Records from a dataset
+--

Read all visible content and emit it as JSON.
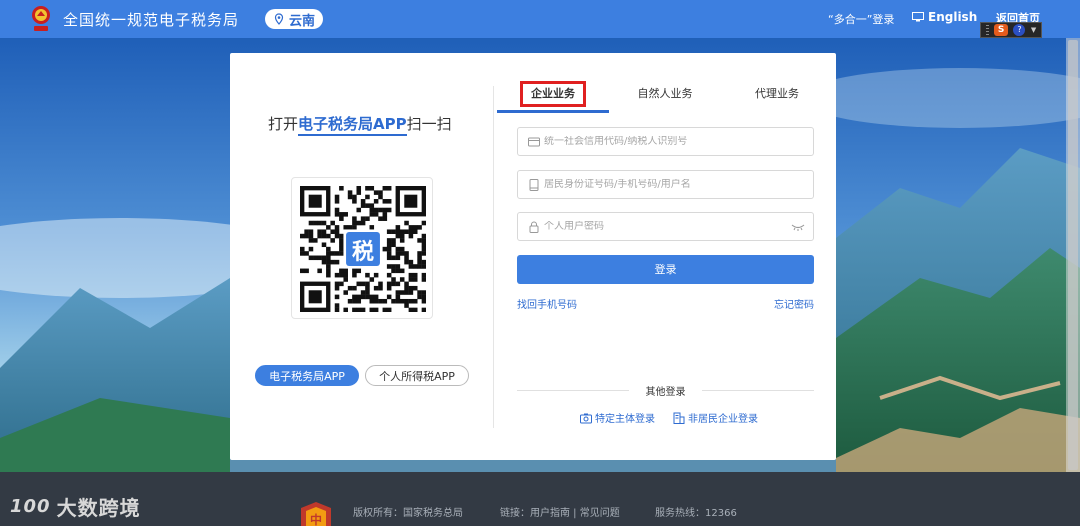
{
  "header": {
    "site_title": "全国统一规范电子税务局",
    "region": "云南",
    "multi_login": "“多合一”登录",
    "english": "English",
    "home": "返回首页"
  },
  "left_panel": {
    "scan_prefix": "打开",
    "scan_app": "电子税务局APP",
    "scan_suffix": "扫一扫",
    "qr_center": "税",
    "app_buttons": [
      "电子税务局APP",
      "个人所得税APP"
    ]
  },
  "tabs": [
    "企业业务",
    "自然人业务",
    "代理业务"
  ],
  "form": {
    "credit_code_placeholder": "统一社会信用代码/纳税人识别号",
    "id_placeholder": "居民身份证号码/手机号码/用户名",
    "password_placeholder": "个人用户密码",
    "login_button": "登录",
    "retrieve_phone": "找回手机号码",
    "forgot_password": "忘记密码"
  },
  "other_login": {
    "title": "其他登录",
    "links": [
      "特定主体登录",
      "非居民企业登录"
    ]
  },
  "footer": {
    "watermark": "大数跨境",
    "watermark_logo": "100",
    "copyright": "版权所有：国家税务总局",
    "links": "链接：用户指南 | 常见问题",
    "hotline": "服务热线：12366"
  },
  "colors": {
    "primary": "#3d7fe0",
    "highlight_box": "#e02020",
    "link": "#2e6bd0"
  }
}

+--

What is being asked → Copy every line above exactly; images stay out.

Response below →
Read all visible content and emit it as JSON.
{
  "header": {
    "site_title": "全国统一规范电子税务局",
    "region": "云南",
    "multi_login": "“多合一”登录",
    "english": "English",
    "home": "返回首页"
  },
  "left_panel": {
    "scan_prefix": "打开",
    "scan_app": "电子税务局APP",
    "scan_suffix": "扫一扫",
    "qr_center": "税",
    "app_buttons": [
      "电子税务局APP",
      "个人所得税APP"
    ]
  },
  "tabs": [
    "企业业务",
    "自然人业务",
    "代理业务"
  ],
  "form": {
    "credit_code_placeholder": "统一社会信用代码/纳税人识别号",
    "id_placeholder": "居民身份证号码/手机号码/用户名",
    "password_placeholder": "个人用户密码",
    "login_button": "登录",
    "retrieve_phone": "找回手机号码",
    "forgot_password": "忘记密码"
  },
  "other_login": {
    "title": "其他登录",
    "links": [
      "特定主体登录",
      "非居民企业登录"
    ]
  },
  "footer": {
    "watermark": "大数跨境",
    "watermark_logo": "100",
    "copyright": "版权所有：国家税务总局",
    "links": "链接：用户指南 | 常见问题",
    "hotline": "服务热线：12366"
  },
  "colors": {
    "primary": "#3d7fe0",
    "highlight_box": "#e02020",
    "link": "#2e6bd0"
  }
}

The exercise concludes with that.